Tuesday, August 05, 2014


We left home early a week ago Saturday and trying to beat the heat of the Mohave and the Utah desert, drove for two long days before arriving in the Rocky Mountains. We found a campsite of sorts in a national forest camp that consisted of a parking lot on the shores of Dillon Reservoir, which is just off of I-70 and about 70 miles east of Denver. The upside to this "camp" was its location.

Great views of the lake and the mountains beyond and close to the towns of Frisco, Dillon and Silverthorne. Take a good look at the blue sky in the photo taken the day of our arrival. The next four days it rained. But this is what is expected when we travel, the rain finds us.

The State of Colorado is not only home to legalized marijuana, but miles and miles of paved bike trails. We discovered several years ago that there were over 500 miles of these trails in the Denver area. Around here in the Rockies is no different, with paths connecting the towns in the area. I noticed a bike path alongside of I-70 most of the way over the Rockies. I had expected to ride some of these trails, but wimped out due to the rain.

Hiking trails abound here, mostly heading uphill. There are several 14,000 + peaks in the area, commonly referred to as 14 teeners, but they will have to wait for another time. We did manage to get in one hike between rain showers on a loop trail around Cataract Lake. A beautiful lake at about 9,000 feet.

Next we opted to forgo the interstate and stuck to the secondary routes heading north. We stopped off at State Forest State Park, which is just south of the Wyoming State line. An area known for spotting moose, but of course we didn't see any. While on a backcountry hike we happened upon a herd of elk, which heard us before we saw them. There we about 20 of them and they were up and over a ridge before I could get the camera out. I did manage to get a shot of a straggler who hung back to check us out.

Friends and fellow bloggers, Don and Dorothy were in the region recently and wrote of their discovery of the Cache La Poudre River Canyon just west of Fort Collins. (You can read their blog HERE.)  Their description of the area was such that we just had to check it out. By heading west on Colorado 14 we climbed up over the Continental Divide and into the aforementioned canyon.

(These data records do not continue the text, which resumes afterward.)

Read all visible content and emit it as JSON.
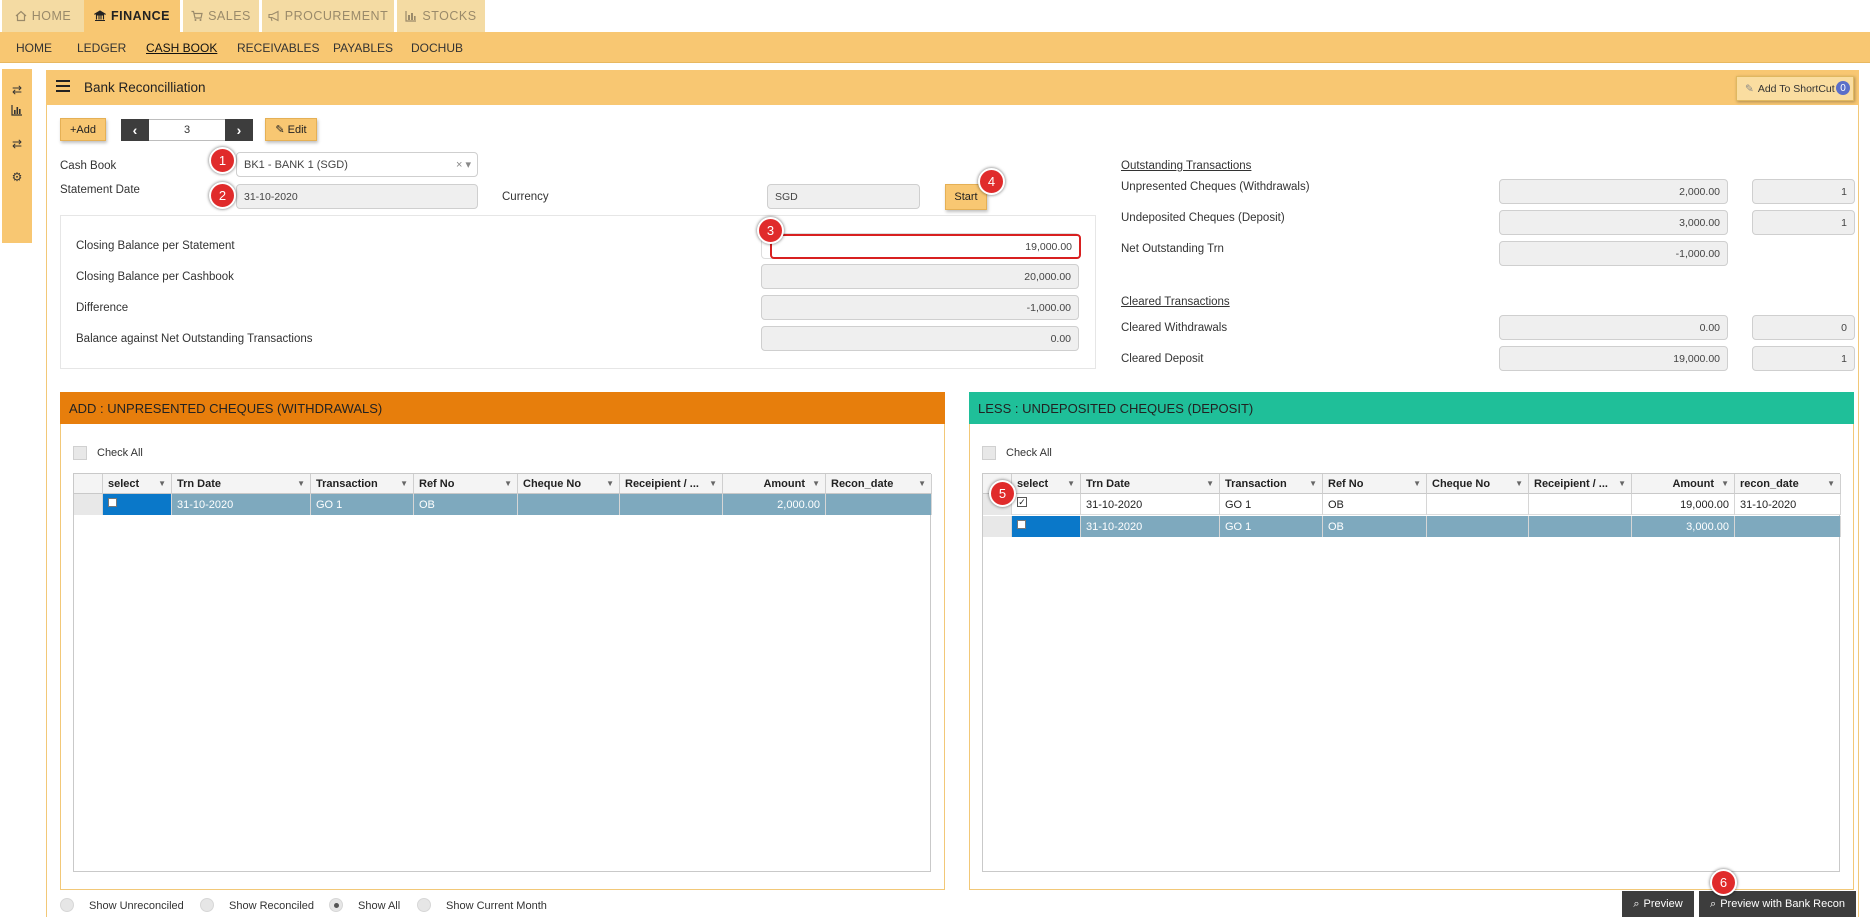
{
  "top_tabs": [
    {
      "label": "HOME",
      "icon": "home-icon"
    },
    {
      "label": "FINANCE",
      "icon": "bank-icon"
    },
    {
      "label": "SALES",
      "icon": "cart-icon"
    },
    {
      "label": "PROCUREMENT",
      "icon": "megaphone-icon"
    },
    {
      "label": "STOCKS",
      "icon": "bar-chart-icon"
    }
  ],
  "sub_nav": [
    "HOME",
    "LEDGER",
    "CASH BOOK",
    "RECEIVABLES",
    "PAYABLES",
    "DOCHUB"
  ],
  "page": {
    "title": "Bank Reconcilliation",
    "shortcut_label": "Add To ShortCut",
    "shortcut_count": "0"
  },
  "toolbar": {
    "add_label": "+Add",
    "record_no": "3",
    "edit_label": "Edit"
  },
  "form": {
    "cash_book_label": "Cash Book",
    "cash_book_value": "BK1 - BANK 1 (SGD)",
    "statement_date_label": "Statement Date",
    "statement_date_value": "31-10-2020",
    "currency_label": "Currency",
    "currency_value": "SGD",
    "start_label": "Start"
  },
  "balances": [
    {
      "label": "Closing Balance per Statement",
      "value": "19,000.00"
    },
    {
      "label": "Closing Balance per Cashbook",
      "value": "20,000.00"
    },
    {
      "label": "Difference",
      "value": "-1,000.00"
    },
    {
      "label": "Balance against Net Outstanding Transactions",
      "value": "0.00"
    }
  ],
  "outstanding": {
    "title": "Outstanding Transactions",
    "rows": [
      {
        "label": "Unpresented Cheques (Withdrawals)",
        "amount": "2,000.00",
        "count": "1"
      },
      {
        "label": "Undeposited Cheques (Deposit)",
        "amount": "3,000.00",
        "count": "1"
      },
      {
        "label": "Net Outstanding Trn",
        "amount": "-1,000.00",
        "count": ""
      }
    ]
  },
  "cleared": {
    "title": "Cleared Transactions",
    "rows": [
      {
        "label": "Cleared Withdrawals",
        "amount": "0.00",
        "count": "0"
      },
      {
        "label": "Cleared Deposit",
        "amount": "19,000.00",
        "count": "1"
      }
    ]
  },
  "withdrawals": {
    "title": "ADD : UNPRESENTED CHEQUES (WITHDRAWALS)",
    "check_all": "Check All",
    "columns": [
      "select",
      "Trn Date",
      "Transaction",
      "Ref No",
      "Cheque No",
      "Receipient / ...",
      "Amount",
      "Recon_date"
    ],
    "rows": [
      {
        "checked": false,
        "cells": [
          "31-10-2020",
          "GO 1",
          "OB",
          "",
          "",
          "2,000.00",
          ""
        ]
      }
    ]
  },
  "deposits": {
    "title": "LESS : UNDEPOSITED CHEQUES (DEPOSIT)",
    "check_all": "Check All",
    "columns": [
      "select",
      "Trn Date",
      "Transaction",
      "Ref No",
      "Cheque No",
      "Receipient / ...",
      "Amount",
      "recon_date"
    ],
    "rows": [
      {
        "checked": true,
        "cells": [
          "31-10-2020",
          "GO 1",
          "OB",
          "",
          "",
          "19,000.00",
          "31-10-2020"
        ]
      },
      {
        "checked": false,
        "cells": [
          "31-10-2020",
          "GO 1",
          "OB",
          "",
          "",
          "3,000.00",
          ""
        ]
      }
    ]
  },
  "filters": {
    "options": [
      "Show Unreconciled",
      "Show Reconciled",
      "Show All",
      "Show Current Month"
    ],
    "selected": "Show All"
  },
  "footer": {
    "preview_label": "Preview",
    "preview_recon_label": "Preview with Bank Recon"
  },
  "markers": [
    "1",
    "2",
    "3",
    "4",
    "5",
    "6"
  ],
  "colors": {
    "accent": "#f8c772",
    "withdrawals_header": "#e77e0c",
    "deposits_header": "#1fbf99",
    "selected_row": "#7ea9be",
    "marker": "#e02b2b"
  }
}
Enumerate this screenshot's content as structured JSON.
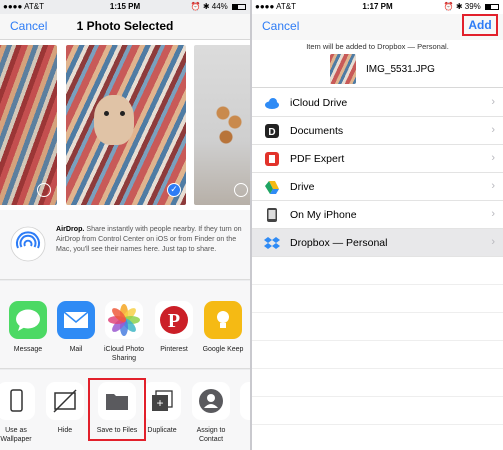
{
  "left": {
    "status": {
      "carrier": "●●●● AT&T",
      "time": "1:15 PM",
      "battery": "⏰ ✱ 44%",
      "battery_level": 0.44
    },
    "nav": {
      "cancel": "Cancel",
      "title": "1 Photo Selected"
    },
    "photos": [
      {
        "selected": false
      },
      {
        "selected": true
      },
      {
        "selected": false
      }
    ],
    "airdrop": {
      "title": "AirDrop.",
      "text": " Share instantly with people nearby. If they turn on AirDrop from Control Center on iOS or from Finder on the Mac, you'll see their names here. Just tap to share."
    },
    "apps": [
      {
        "label": "Message",
        "icon": "messages-icon",
        "color": "#4cd964"
      },
      {
        "label": "Mail",
        "icon": "mail-icon",
        "color": "#2f8bf5"
      },
      {
        "label": "iCloud Photo Sharing",
        "icon": "photos-icon",
        "color": "#ffffff"
      },
      {
        "label": "Pinterest",
        "icon": "pinterest-icon",
        "color": "#ffffff"
      },
      {
        "label": "Google Keep",
        "icon": "google-keep-icon",
        "color": "#f5ba14"
      }
    ],
    "actions": [
      {
        "label": "Use as Wallpaper",
        "icon": "iphone-icon"
      },
      {
        "label": "Hide",
        "icon": "hide-icon"
      },
      {
        "label": "Save to Files",
        "icon": "folder-icon"
      },
      {
        "label": "Duplicate",
        "icon": "duplicate-icon"
      },
      {
        "label": "Assign to Contact",
        "icon": "contact-icon"
      }
    ]
  },
  "right": {
    "status": {
      "carrier": "●●●● AT&T",
      "time": "1:17 PM",
      "battery": "⏰ ✱ 39%",
      "battery_level": 0.39
    },
    "nav": {
      "cancel": "Cancel",
      "add": "Add"
    },
    "note": "Item will be added to Dropbox — Personal.",
    "filename": "IMG_5531.JPG",
    "locations": [
      {
        "label": "iCloud Drive",
        "icon": "icloud-icon",
        "color": "#2f8bf5"
      },
      {
        "label": "Documents",
        "icon": "documents-icon",
        "color": "#222222"
      },
      {
        "label": "PDF Expert",
        "icon": "pdf-expert-icon",
        "color": "#e2332b"
      },
      {
        "label": "Drive",
        "icon": "google-drive-icon",
        "color": "#1fa463"
      },
      {
        "label": "On My iPhone",
        "icon": "iphone-icon",
        "color": "#444444"
      },
      {
        "label": "Dropbox — Personal",
        "icon": "dropbox-icon",
        "color": "#2f8bf5",
        "selected": true
      }
    ]
  },
  "colors": {
    "accent": "#2d7cf6",
    "highlight": "#e2202b"
  }
}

The road drops some 5,000 feet in 50 miles as it follows the Cache La Poudre River. Campsites are plentiful as are the folks who occupy them, but by arriving on a Sunday many were returning home and we managed to snag a nice spot within earshot of the river. Cache La Poudre is French for "hide the powder, so named when in the 1820's French trappers, caught by a snowstorm were forced to bury part of their gun powder along the banks of the river. Today the river is popular with fishing, rafting and kayaking.

We paid a visit to Deadman Fire Lookout, now a National Historic Site. The tower has not been permanently staffed since 1970, but is operational and open to the public in the summer thanks to a crew of volunteers. The original wooden tower was built by the CCC in 1937 and was said to have swayed in the wind. It was replaced by the current metal structure in 1961. At a height of 55 feet to the lookout platform and an elevation of 10,710, I managed to overcome my fear of heights. I only made it to the top by white knuckling the stair rails and keeping focused on Cathie's derriere as she led the way.  There is proof that I made it to the top as I took this photo of Cathie in the lookout.

We are now in Greeley, Colorado for three days to resupply, do laundry and hopefully get some bike riding in. There is a great 21 mile bike path along the Cache La Poudre River between here and Fort Collins. Let's hope it doesn't rain.

1 comment:

Delta Mike said...

The next time I need to climb a fire tower, I want both Cathie and Dorothy ahead of me for inspiration. Hope you leave the wet stuff behind. Still on the Oregon coast for another week or so.